When you create custom taxonomies, you can create either hierarchical taxonomies like categories, or non hierarchical taxonomies like tags. These taxonomies can be applied to one or several post types and you can also make the custom taxonomies apply to your regular posts within your site. Custom taxonomies can have custom index and archive templates so you can display them differently, from how you would display the category and tag indexes. Custom taxonomies are usually displayed along side categories and other meta content when you look at a post and finally, custom taxonomies allow for more advanced organization of your content.
To give you a better idea of what you can use custom polls types in taxonomy for, let me show you a real life example of an application of these features. This is, a WordPress website called Ciao Bambino that we built that displays both regular posts under the editorial sections of the sites. So here you see regular posts, and also displays hotel reviews that are sorted based on a series of different custom taxonomies. For example, right now we're looking at the location taxonomy, you can see it up here in the URL, it says ciaobambino.com/location/caribbean.
In here, you can sort your content based on what location that a specific hotel was in, or based on what type of hotel we're looking at and so on. And if you go and look at a specific hotel, you're now looking at a custom post type. Here we have the standard content you would see in all posts. The title, the content and some images, but all the rest of the information here is displayed using either custom fields or custom taxonomies. So you can use the custom pools type to display far more information in a far more advanced way than you would if you were just displaying a regular post.
And now that you understand how these features work, we're ready to build our own custom post types and custom taxonomies.
- What are WordPress custom post types and taxonomies
- Creating and testing the plugin
- Creating posts with custom post types
- Building basic custom taxonomies
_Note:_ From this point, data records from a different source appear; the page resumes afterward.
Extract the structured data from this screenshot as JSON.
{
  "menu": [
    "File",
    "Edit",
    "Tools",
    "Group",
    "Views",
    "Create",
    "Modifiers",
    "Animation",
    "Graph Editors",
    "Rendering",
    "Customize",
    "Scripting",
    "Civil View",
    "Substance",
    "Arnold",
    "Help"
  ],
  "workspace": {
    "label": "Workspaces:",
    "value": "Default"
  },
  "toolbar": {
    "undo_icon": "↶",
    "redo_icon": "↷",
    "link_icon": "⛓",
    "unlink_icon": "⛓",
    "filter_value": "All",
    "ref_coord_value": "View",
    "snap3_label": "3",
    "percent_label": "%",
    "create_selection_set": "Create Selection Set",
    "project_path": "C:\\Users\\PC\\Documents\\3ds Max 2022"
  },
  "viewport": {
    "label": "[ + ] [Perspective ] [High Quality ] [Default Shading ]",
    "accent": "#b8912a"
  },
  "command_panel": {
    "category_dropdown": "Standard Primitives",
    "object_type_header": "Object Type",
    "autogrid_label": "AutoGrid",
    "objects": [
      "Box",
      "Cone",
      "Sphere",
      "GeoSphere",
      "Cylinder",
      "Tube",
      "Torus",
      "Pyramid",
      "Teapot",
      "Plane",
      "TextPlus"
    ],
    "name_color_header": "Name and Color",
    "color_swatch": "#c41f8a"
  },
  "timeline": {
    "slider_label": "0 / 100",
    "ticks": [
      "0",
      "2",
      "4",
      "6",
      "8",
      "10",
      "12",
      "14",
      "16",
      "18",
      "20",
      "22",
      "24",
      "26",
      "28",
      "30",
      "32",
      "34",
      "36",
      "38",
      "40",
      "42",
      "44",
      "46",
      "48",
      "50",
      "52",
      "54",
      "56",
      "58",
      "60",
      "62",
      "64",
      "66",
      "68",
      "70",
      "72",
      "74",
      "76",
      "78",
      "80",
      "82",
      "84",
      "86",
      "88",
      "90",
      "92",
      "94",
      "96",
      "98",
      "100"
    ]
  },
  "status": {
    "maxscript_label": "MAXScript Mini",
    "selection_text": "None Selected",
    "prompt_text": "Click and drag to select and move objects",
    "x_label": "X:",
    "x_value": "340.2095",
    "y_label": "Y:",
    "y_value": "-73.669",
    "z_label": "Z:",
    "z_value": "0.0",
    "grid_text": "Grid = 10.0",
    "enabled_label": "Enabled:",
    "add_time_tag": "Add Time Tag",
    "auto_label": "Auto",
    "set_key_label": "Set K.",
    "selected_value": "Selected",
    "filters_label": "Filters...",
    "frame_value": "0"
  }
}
- Creating custom post type templates
- Including custom post types in the front page index
Skill Level Advanced
Q: This course was updated on 06/22/2017. What changed?
A: New videos were added that cover the Custom Post Type UI plugin; creating custom taxonomies; exporting and importing custom post types, taxonomies, and settings; and making custom post types and custom taxonomies available from the REST API.